What this task involves:
Could you find each line of the data below that contains the word "want" and copy those lines?

#####

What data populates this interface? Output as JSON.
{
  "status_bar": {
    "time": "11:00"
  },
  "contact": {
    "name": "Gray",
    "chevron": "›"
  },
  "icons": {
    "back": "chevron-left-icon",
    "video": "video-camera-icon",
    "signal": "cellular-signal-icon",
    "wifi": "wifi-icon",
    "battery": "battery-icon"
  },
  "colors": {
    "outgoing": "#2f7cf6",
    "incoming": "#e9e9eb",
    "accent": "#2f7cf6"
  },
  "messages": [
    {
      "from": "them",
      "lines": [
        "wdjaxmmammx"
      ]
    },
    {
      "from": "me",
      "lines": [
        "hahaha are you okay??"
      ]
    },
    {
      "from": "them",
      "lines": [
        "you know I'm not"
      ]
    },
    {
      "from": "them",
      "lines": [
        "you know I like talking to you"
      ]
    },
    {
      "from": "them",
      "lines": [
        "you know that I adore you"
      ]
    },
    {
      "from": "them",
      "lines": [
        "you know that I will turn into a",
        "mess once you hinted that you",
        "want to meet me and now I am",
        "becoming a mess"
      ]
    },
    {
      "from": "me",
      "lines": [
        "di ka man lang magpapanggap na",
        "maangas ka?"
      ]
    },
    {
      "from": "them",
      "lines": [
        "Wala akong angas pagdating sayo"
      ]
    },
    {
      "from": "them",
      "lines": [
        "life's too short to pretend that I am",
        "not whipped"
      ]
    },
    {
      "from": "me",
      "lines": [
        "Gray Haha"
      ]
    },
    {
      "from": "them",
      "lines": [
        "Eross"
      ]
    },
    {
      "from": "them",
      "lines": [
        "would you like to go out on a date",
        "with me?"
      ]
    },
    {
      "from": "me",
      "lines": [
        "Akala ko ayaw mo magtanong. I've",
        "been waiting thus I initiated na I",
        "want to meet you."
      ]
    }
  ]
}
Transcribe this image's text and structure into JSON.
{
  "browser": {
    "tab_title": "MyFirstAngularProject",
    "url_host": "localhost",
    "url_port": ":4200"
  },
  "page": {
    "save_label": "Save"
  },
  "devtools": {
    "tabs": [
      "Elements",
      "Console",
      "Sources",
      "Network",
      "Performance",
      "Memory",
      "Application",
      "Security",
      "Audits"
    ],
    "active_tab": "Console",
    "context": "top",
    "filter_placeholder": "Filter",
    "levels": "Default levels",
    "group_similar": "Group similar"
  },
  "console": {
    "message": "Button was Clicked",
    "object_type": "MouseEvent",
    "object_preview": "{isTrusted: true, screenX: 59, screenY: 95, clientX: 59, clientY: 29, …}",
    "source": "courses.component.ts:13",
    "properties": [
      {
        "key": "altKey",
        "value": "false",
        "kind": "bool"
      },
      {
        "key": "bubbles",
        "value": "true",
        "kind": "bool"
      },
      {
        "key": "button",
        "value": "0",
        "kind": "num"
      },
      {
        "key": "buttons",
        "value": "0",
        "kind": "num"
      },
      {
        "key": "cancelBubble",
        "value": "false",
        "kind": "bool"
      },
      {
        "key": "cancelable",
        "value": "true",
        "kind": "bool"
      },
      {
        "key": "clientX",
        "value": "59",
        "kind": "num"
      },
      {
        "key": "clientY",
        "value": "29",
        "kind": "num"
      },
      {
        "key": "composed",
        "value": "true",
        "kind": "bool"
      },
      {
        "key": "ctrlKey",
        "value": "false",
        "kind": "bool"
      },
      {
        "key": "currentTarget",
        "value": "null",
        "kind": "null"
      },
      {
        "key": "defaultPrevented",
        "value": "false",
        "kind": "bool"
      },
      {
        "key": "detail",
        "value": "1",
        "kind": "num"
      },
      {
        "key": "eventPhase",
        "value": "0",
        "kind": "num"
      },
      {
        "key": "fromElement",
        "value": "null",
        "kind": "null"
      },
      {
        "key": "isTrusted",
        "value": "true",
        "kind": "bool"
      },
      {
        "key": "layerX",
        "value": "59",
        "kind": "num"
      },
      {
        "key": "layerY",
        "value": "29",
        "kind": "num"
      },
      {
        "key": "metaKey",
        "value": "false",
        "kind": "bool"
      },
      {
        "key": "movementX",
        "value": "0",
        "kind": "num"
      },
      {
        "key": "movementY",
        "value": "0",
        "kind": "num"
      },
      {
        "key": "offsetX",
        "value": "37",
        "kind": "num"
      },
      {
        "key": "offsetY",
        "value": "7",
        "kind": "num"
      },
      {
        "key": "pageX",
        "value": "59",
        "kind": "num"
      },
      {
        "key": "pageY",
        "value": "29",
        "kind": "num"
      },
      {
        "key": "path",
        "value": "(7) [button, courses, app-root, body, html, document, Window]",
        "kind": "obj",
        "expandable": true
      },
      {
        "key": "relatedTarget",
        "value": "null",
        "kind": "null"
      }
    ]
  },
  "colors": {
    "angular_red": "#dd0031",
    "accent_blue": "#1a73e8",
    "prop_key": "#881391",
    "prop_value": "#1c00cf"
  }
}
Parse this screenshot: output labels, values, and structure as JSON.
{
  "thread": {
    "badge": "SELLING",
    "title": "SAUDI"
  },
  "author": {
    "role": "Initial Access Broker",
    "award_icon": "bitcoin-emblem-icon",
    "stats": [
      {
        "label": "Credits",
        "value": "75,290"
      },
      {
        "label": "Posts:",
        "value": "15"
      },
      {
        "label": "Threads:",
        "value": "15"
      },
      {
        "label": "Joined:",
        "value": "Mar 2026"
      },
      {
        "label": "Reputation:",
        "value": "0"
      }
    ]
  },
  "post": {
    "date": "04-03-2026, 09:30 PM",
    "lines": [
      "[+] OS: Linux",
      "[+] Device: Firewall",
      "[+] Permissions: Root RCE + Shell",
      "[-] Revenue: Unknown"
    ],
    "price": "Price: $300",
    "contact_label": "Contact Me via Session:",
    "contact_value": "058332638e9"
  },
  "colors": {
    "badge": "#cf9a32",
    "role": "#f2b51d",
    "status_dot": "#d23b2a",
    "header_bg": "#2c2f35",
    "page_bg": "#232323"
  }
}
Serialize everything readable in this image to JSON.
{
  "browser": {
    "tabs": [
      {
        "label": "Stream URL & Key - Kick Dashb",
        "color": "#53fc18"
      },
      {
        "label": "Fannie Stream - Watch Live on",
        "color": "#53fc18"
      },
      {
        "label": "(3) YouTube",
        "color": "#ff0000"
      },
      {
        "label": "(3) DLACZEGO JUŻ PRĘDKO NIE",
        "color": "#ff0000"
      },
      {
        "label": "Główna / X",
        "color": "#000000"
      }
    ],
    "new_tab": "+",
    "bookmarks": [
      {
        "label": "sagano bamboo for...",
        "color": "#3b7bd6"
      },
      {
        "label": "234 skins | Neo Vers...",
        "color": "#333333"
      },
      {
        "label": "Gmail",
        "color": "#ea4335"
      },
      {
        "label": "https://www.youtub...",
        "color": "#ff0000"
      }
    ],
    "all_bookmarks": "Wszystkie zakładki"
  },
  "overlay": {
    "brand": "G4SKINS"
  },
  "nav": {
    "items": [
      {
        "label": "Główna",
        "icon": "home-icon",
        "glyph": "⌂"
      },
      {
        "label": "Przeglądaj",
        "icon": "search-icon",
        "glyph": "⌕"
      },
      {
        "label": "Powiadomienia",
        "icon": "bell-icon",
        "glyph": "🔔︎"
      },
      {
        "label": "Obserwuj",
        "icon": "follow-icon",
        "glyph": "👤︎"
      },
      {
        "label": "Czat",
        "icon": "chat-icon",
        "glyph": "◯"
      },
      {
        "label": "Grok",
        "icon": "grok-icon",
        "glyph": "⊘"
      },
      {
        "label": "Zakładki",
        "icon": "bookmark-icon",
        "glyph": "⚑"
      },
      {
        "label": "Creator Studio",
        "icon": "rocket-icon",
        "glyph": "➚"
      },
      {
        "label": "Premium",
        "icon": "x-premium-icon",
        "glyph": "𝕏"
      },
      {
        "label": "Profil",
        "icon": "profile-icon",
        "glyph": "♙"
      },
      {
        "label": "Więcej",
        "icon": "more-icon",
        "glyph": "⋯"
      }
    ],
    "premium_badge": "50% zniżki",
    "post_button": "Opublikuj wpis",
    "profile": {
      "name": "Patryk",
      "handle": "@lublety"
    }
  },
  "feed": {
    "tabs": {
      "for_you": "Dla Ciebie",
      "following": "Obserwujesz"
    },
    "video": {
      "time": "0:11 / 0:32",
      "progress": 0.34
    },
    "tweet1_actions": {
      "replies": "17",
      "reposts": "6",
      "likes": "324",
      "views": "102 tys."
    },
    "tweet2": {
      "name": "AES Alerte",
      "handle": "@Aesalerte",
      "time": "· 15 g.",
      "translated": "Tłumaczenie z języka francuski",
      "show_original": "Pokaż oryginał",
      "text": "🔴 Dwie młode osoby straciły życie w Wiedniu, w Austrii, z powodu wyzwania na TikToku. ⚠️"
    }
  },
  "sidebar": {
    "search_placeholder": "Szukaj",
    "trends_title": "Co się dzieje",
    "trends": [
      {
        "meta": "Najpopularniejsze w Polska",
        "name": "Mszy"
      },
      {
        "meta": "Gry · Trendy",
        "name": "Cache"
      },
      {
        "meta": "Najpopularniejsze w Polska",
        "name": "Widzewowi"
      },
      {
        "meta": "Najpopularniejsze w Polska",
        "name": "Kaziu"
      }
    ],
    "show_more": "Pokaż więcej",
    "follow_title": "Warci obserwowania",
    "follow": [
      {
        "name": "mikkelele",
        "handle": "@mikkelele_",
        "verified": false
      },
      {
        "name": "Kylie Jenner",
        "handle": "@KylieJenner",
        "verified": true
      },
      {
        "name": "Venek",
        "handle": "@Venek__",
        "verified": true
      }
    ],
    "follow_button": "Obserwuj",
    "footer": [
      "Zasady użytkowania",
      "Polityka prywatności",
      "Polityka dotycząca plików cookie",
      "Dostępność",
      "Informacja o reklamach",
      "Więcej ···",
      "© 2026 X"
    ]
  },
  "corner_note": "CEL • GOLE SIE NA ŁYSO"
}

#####

Task output:
        "want to meet me and now I am",
        "want to meet you."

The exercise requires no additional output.